What to produce >>
Every line below that has the string "Johns" needs to be copied.

══ Records supplied

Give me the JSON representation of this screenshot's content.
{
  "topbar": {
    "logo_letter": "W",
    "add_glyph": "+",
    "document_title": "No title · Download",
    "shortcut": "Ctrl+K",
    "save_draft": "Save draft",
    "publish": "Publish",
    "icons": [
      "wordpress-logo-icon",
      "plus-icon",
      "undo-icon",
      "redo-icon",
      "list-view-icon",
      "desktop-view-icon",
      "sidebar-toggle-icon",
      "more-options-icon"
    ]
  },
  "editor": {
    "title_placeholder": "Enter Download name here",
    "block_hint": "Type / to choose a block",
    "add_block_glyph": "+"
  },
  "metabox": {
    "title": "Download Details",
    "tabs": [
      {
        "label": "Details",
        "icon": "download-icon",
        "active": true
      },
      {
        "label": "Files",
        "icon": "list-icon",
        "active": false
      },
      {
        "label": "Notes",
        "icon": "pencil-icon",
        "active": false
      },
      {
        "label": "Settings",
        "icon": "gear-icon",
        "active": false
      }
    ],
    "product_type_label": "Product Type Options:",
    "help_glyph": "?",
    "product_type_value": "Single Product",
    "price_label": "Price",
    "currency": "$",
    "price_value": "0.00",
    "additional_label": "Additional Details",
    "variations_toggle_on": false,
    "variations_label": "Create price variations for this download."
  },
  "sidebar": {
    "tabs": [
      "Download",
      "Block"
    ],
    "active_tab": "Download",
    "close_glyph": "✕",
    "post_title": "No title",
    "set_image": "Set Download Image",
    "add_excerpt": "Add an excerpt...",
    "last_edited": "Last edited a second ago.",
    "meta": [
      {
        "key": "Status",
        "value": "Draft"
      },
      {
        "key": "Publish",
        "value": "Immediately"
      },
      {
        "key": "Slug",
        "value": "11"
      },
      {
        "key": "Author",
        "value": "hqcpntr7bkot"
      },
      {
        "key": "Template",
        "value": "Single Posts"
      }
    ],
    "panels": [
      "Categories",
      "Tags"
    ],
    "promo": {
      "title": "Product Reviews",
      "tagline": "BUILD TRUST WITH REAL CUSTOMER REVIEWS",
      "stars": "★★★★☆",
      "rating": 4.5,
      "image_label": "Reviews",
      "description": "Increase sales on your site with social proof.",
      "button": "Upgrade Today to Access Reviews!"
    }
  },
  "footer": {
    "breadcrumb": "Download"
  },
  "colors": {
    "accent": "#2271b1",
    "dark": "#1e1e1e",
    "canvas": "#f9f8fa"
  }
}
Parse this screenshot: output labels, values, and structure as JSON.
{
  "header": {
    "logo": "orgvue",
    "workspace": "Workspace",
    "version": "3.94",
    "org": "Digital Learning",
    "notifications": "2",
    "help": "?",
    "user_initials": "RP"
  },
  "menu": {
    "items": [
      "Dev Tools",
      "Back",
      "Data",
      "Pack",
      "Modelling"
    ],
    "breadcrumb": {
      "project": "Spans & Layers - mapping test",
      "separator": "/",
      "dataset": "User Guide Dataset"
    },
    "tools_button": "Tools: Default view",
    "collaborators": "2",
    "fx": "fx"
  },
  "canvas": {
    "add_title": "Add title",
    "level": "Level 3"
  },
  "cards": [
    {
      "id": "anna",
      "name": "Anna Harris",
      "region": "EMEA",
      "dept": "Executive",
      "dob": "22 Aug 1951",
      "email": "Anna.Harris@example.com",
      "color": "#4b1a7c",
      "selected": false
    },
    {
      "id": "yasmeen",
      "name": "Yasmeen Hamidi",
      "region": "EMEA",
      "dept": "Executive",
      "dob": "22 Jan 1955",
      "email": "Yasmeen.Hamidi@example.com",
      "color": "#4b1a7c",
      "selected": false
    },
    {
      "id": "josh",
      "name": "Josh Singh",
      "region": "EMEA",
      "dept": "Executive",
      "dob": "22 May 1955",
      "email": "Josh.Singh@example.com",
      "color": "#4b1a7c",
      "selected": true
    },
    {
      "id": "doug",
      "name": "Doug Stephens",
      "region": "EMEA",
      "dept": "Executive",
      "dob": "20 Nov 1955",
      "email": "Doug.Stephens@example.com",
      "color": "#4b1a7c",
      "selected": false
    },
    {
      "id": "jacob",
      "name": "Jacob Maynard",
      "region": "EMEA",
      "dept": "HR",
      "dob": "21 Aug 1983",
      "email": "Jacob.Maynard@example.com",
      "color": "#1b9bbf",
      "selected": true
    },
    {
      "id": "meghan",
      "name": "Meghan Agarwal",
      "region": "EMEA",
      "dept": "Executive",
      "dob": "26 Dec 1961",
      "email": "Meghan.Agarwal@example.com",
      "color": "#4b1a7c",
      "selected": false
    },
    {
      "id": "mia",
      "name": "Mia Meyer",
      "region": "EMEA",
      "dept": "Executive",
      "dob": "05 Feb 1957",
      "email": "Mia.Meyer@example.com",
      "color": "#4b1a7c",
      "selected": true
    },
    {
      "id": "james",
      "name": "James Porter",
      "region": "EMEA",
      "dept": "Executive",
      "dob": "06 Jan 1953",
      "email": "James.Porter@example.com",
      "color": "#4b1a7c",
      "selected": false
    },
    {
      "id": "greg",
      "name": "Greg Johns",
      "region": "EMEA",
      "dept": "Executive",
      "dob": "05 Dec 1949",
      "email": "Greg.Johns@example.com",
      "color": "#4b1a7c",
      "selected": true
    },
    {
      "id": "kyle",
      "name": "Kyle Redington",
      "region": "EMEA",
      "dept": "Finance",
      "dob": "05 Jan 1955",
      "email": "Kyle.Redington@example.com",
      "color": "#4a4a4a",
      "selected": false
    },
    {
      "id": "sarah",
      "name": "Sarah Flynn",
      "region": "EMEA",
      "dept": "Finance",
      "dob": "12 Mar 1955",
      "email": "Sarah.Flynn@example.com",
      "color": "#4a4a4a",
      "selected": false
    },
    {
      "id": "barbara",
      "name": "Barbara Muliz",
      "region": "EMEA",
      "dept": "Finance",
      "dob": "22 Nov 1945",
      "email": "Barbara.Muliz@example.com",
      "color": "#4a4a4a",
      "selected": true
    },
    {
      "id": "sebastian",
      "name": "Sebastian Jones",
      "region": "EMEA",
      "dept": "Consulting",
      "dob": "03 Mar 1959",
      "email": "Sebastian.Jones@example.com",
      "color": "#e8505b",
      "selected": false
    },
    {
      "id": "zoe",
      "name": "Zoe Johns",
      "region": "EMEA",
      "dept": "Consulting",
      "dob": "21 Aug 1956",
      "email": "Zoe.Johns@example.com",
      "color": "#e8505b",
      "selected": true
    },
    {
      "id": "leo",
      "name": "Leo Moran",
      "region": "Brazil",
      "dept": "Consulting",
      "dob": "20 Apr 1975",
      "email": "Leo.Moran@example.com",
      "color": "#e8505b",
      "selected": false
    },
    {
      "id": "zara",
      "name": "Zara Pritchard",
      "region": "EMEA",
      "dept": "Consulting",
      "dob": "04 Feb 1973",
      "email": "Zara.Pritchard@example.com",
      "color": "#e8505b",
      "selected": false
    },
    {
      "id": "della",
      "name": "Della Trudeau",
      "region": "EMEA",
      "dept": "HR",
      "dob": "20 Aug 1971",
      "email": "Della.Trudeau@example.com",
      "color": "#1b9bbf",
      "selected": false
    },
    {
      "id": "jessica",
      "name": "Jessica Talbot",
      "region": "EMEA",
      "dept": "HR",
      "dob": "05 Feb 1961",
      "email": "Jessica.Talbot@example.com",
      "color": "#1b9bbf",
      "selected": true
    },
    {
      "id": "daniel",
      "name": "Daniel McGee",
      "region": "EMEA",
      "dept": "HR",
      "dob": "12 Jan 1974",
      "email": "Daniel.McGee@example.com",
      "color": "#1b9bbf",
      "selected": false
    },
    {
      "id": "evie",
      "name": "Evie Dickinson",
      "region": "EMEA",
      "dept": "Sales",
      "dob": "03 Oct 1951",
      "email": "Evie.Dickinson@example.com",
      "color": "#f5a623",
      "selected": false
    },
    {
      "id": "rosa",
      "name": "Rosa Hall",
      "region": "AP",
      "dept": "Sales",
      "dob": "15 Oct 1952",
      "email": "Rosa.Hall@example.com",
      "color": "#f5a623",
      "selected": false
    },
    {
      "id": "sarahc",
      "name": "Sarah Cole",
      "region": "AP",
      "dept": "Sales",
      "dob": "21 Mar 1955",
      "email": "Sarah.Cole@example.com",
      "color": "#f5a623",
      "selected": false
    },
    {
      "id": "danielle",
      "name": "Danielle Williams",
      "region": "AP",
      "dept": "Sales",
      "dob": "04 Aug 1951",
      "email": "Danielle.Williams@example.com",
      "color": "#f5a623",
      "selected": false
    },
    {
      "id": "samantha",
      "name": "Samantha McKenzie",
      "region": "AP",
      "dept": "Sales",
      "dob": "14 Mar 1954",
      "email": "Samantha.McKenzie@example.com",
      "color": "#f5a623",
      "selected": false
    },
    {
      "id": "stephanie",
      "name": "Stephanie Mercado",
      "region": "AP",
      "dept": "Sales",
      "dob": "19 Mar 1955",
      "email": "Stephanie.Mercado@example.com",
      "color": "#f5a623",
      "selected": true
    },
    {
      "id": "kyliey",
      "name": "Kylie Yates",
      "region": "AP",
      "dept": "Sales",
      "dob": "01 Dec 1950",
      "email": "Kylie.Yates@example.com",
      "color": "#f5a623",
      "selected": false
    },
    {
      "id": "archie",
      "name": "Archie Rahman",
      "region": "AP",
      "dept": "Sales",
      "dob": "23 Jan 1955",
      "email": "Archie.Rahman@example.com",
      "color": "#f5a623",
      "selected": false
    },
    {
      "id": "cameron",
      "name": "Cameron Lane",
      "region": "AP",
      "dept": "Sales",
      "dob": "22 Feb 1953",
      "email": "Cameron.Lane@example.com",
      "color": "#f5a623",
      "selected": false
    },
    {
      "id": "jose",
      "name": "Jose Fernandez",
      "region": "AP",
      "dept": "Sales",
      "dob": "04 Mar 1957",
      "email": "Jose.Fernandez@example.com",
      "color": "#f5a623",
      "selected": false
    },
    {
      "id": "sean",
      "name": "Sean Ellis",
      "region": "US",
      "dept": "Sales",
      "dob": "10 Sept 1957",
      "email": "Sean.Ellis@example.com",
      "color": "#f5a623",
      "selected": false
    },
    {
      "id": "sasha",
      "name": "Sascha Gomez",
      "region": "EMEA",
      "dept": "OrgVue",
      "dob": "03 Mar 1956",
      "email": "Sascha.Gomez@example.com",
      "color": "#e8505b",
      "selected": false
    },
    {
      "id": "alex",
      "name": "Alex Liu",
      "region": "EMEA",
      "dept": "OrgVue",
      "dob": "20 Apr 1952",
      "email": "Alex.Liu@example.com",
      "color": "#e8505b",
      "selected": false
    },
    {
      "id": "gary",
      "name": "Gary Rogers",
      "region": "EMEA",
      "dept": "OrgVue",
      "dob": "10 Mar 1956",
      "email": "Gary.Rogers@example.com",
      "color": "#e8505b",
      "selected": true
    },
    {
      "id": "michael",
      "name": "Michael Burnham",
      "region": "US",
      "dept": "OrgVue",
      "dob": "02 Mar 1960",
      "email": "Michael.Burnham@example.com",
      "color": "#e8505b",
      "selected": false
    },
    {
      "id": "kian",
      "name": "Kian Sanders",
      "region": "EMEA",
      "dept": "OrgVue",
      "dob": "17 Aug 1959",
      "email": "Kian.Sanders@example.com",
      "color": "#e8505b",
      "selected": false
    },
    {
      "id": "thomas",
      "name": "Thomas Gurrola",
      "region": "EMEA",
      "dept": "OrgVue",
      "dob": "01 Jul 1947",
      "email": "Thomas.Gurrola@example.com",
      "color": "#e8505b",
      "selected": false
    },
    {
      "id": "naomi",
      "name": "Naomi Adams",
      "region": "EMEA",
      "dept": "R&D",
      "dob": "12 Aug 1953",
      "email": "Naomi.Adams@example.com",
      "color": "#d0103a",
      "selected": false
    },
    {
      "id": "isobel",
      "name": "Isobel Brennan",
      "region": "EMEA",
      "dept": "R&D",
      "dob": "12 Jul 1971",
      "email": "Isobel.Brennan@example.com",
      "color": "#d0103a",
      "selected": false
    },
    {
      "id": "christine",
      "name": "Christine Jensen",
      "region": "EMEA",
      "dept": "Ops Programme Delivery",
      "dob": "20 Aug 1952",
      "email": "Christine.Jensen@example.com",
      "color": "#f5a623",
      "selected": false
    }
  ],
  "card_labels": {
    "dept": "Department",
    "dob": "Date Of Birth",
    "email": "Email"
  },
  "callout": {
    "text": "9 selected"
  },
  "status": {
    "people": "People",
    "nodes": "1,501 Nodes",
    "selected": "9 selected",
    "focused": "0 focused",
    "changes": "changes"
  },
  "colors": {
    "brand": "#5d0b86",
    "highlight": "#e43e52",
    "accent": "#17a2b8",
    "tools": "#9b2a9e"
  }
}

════

Solution >>
      "name": "Greg Johns",
      "email": "Greg.Johns@example.com",
      "name": "Zoe Johns",
      "email": "Zoe.Johns@example.com",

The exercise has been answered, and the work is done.